For the past year, I have been a faculty member in an educational leadership program at Sacred Heart University. Prior to joining the faculty here, I tended to describe educational leadership broadly to include educational administration (i.e., the preparation of principals, district officials, and superintendents) and educational policy (also sometimes called educational studies). Given my own professional and research interests, as well as my political and policy background, I had always identified more with the educational policy/studies aspect of educational leadership. Over the past year I have come to understand (or learn) that educational leadership isn’t as cut and dry as I had initially envisioned it, but at the same time it is that cut and dry.
The field of educational leadership is about developing leaders. It is really that simple. Leaders of departments, leaders of schools, leaders of curriculum, leaders of athletics, leaders of districts, leaders of states, leaders of policy – simply put, leaders. This is what connects all aspects of educational leadership, a focus on providing potential leaders with the knowledge, skills, and aptitudes they will need to become actual leaders.
What does that mean within the field of K-12 online learning? Well, I’m reminded of a news item from the Washington Post that came across my electronic desk just yesterday…
Seven things teachers are sick of hearing from school reformers
By Valerie Strauss August 14 at 4:00 AM
1. Don’t tell us that you know more about good instruction than we do.
2. Don’t talk to us about the importance and rigor of the standards.
3. Don’t tell us about testing data.
4. Don’t tell us “The research says…” unless you’re willing to talk about what it really says.
5. Stop with the advice about teaching critical thinking skills.
6. Stop using education reform clichés.
7. Don’t tell us to leave politics out of the classroom.
I felt that these were particularly important today, given that we are talking about leadership. How much of this applies to the world of K-12 online learning? For example, in describing the first item the reporter writes “

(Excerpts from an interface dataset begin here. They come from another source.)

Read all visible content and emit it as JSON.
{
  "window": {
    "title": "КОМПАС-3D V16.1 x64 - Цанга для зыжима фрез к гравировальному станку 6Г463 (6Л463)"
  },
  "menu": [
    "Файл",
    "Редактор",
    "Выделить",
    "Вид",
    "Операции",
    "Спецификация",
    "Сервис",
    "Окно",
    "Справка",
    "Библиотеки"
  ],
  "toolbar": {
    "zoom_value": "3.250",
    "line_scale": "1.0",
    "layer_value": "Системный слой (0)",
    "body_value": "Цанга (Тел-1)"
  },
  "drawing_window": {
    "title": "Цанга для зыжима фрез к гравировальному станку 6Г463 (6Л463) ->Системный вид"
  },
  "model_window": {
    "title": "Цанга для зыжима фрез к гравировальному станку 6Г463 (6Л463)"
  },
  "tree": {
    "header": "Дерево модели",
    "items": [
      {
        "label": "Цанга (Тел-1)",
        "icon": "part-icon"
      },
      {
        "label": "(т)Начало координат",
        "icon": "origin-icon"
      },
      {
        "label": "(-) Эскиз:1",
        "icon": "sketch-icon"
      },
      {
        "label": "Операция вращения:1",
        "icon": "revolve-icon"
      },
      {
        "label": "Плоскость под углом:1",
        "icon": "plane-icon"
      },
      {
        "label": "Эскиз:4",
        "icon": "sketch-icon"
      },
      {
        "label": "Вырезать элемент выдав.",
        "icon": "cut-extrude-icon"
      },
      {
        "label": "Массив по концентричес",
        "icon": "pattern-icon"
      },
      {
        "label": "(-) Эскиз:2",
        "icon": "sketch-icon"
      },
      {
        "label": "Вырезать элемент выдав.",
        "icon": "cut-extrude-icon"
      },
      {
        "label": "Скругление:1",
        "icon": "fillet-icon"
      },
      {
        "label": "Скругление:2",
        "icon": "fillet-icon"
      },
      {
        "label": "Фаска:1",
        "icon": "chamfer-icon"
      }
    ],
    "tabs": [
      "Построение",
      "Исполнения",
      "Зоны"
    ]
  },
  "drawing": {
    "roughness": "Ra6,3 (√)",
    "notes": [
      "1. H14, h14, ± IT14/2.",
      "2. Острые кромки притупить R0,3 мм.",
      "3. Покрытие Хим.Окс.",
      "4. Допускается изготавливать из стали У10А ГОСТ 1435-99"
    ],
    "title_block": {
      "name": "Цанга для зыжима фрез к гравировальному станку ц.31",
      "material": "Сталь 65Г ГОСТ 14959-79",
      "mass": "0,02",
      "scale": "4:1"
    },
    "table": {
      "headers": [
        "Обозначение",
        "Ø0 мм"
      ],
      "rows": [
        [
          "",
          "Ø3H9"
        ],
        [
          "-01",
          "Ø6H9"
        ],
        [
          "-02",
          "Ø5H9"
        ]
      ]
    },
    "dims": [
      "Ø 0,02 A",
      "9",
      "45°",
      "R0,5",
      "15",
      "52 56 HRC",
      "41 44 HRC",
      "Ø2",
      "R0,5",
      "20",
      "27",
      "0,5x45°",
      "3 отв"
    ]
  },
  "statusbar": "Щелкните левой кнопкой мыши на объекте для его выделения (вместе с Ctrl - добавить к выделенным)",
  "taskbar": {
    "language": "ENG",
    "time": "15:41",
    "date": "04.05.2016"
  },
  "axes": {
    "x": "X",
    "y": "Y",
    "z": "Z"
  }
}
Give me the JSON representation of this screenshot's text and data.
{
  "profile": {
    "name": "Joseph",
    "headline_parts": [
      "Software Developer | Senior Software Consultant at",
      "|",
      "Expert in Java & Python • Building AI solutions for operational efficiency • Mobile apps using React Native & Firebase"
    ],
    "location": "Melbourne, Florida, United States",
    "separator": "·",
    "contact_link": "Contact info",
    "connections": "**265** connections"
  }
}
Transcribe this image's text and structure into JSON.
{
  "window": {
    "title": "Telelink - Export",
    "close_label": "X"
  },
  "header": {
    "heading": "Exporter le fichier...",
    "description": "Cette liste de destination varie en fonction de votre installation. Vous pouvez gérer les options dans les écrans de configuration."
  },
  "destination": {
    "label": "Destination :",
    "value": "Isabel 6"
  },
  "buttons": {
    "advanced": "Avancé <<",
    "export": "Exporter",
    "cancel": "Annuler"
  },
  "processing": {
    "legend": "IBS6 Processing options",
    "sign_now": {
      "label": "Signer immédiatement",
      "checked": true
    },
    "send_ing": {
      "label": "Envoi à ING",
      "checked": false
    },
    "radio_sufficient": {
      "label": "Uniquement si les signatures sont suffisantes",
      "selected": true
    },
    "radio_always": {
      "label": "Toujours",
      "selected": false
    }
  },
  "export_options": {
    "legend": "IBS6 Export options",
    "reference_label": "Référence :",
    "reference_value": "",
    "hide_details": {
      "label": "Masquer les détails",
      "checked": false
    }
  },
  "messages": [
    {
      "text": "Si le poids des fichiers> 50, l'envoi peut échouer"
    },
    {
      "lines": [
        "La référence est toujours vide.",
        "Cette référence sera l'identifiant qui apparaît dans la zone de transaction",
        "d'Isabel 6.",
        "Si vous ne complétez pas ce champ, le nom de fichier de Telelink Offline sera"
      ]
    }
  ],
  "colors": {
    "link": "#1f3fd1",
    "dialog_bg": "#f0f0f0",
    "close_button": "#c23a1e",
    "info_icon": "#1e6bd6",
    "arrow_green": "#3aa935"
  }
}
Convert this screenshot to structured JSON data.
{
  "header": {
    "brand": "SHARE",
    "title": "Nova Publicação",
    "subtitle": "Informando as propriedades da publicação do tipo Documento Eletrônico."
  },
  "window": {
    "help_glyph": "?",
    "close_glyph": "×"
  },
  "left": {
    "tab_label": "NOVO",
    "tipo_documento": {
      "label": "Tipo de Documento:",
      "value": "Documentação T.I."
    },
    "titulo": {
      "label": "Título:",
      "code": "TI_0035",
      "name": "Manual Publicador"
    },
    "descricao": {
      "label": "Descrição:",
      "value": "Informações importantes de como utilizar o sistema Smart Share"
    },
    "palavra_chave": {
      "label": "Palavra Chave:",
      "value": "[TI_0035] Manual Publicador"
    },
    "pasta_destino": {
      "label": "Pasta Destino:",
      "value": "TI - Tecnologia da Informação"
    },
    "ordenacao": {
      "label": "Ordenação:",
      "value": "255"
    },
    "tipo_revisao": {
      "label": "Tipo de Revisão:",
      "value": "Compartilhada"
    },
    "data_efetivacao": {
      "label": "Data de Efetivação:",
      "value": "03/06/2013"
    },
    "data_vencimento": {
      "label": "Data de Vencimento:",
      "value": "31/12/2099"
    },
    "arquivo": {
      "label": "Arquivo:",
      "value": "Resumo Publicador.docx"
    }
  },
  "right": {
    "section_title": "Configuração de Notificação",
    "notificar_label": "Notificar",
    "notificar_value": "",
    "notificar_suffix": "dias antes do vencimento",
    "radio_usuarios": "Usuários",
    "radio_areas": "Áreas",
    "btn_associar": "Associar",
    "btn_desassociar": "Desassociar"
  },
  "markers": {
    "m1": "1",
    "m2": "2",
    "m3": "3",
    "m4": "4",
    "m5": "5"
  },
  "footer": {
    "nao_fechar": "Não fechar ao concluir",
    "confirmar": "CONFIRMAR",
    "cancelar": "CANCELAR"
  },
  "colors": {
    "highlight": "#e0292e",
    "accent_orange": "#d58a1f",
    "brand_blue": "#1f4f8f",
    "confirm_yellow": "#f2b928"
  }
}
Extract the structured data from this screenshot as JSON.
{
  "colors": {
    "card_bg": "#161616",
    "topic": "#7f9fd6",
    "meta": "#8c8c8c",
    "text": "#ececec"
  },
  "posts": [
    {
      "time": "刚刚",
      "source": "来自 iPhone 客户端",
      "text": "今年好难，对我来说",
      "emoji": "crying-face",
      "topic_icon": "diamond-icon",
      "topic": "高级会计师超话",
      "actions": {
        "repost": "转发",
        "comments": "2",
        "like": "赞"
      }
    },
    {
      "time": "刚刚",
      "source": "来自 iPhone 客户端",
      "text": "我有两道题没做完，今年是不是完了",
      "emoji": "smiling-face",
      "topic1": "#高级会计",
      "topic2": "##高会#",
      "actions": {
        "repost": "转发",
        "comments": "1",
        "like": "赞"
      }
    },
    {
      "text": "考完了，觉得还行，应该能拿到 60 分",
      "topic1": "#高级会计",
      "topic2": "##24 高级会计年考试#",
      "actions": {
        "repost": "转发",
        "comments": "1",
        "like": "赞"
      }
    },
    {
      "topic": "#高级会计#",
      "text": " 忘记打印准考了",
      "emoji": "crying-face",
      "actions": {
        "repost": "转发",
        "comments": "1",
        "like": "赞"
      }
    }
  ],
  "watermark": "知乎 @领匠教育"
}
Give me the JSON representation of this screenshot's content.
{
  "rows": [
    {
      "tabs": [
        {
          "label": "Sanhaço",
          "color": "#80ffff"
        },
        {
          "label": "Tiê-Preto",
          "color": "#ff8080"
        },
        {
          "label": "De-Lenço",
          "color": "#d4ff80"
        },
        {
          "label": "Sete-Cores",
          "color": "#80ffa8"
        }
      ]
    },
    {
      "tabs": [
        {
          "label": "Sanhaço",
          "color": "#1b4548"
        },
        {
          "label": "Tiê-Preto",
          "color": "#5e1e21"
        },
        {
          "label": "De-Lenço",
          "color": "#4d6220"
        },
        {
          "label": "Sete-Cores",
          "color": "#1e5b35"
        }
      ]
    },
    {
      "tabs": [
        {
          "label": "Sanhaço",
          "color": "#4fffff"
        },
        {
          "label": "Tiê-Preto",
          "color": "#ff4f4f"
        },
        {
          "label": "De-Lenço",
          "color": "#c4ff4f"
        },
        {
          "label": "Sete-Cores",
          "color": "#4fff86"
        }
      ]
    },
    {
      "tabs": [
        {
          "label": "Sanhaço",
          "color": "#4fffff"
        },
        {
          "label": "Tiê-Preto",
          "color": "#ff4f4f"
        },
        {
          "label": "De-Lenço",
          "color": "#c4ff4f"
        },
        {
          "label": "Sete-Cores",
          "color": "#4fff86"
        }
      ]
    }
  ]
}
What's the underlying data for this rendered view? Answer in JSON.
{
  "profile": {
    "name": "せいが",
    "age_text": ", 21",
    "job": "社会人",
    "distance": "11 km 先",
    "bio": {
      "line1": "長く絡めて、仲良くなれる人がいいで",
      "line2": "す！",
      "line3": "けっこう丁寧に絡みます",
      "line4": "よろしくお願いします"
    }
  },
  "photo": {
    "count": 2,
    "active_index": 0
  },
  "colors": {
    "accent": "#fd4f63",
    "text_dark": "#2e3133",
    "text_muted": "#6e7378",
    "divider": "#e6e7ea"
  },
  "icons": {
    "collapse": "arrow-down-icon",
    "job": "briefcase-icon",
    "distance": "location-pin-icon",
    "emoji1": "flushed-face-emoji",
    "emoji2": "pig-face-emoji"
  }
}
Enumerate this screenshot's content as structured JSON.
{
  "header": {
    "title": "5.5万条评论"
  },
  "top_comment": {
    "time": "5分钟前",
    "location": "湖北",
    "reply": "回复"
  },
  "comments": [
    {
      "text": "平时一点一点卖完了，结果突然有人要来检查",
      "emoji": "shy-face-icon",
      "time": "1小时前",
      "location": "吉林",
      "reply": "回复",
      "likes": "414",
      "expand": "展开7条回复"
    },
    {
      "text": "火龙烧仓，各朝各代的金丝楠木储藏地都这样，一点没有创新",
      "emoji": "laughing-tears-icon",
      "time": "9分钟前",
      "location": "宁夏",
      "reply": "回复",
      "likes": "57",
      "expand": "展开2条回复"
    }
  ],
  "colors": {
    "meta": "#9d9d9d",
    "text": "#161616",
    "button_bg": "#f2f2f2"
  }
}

This tells us there is an institutionalized disregard for our professional judgment. Some teachers get scripted curriculum that is often sub-par and that gets in the way of real teaching and learning. Others work under policies that are so broad that they are essentially meaningless.
The purpose of the policies is the same in both cases: to serve a top-down structure that is in place not to help students but to serve a kind of aesthetic of educational toughness, which itself is in place to combat a “crisis” in education that scholars such as David Berliner have thoroughly exposed as a sham.
In the K-12 online learning world, virtual school teachers are often provided an online curriculum that they aren’t allowed to modify, that has built in assessments that the teacher has no control over (and that represents the vast majority of the student’s overall assessments). In other instances, virtual school teachers are hired to teach an online course and the online content simply doesn’t exist – and the teacher has to build the plane as he/she is flying it.
Or more importantly, in discussing number four, the author writes “Research is also of varying quality. Peer-reviewed journals are to be taken seriously; ideological think tanks not so.” Wow! That pretty much slaps down 95% of the “research” neo-liberals use to argue in favour of expanding access to online learning!
My very favourite was what was written about number six.
“After consulting the research and assessment data, and involving all stakeholders in the decision-making process, we have determined that a relentless pursuit of excellence and laser-like focus on the standards, synergistically with our accountability measures, action-oriented and forward-leaning intervention strategies, and enhanced observation guidelines for classroom look-fors, will close the achievement gap and raise the bar for all children.”
Sound like something out of the mouth of many of the proponent of expanding access to K-12 online learning? Could Jeb Bush or Tom Vander Ark or Susan Patrick have said something like this (or even this exact statement)?
As individuals working with future leaders, it is imperative for us to counter these dominant narratives that are based on ideology! We can do that be creating the critical thinkers that the educational reformers, and neo-liberal proponents of K-12 online learning, want us to create. As Strauss writes, “critical thinking means analyzing ideas to understand them completely and find ways to improve them or dismiss them, including ideas about the value and purpose of technical and technological innovation.” Given the research available right now, anyone who approaches K-12 online learning with an open mind can come to one conclusion – that the policies being pursued by most proponents of K-12 online learning are based on ideology and not what is best for the student. The critical thinker leaders we are developing need to promote policies and activities that are in the best interests of the students, not of the corporate sponsors of these individuals and their organizations!
To view my past entries, see: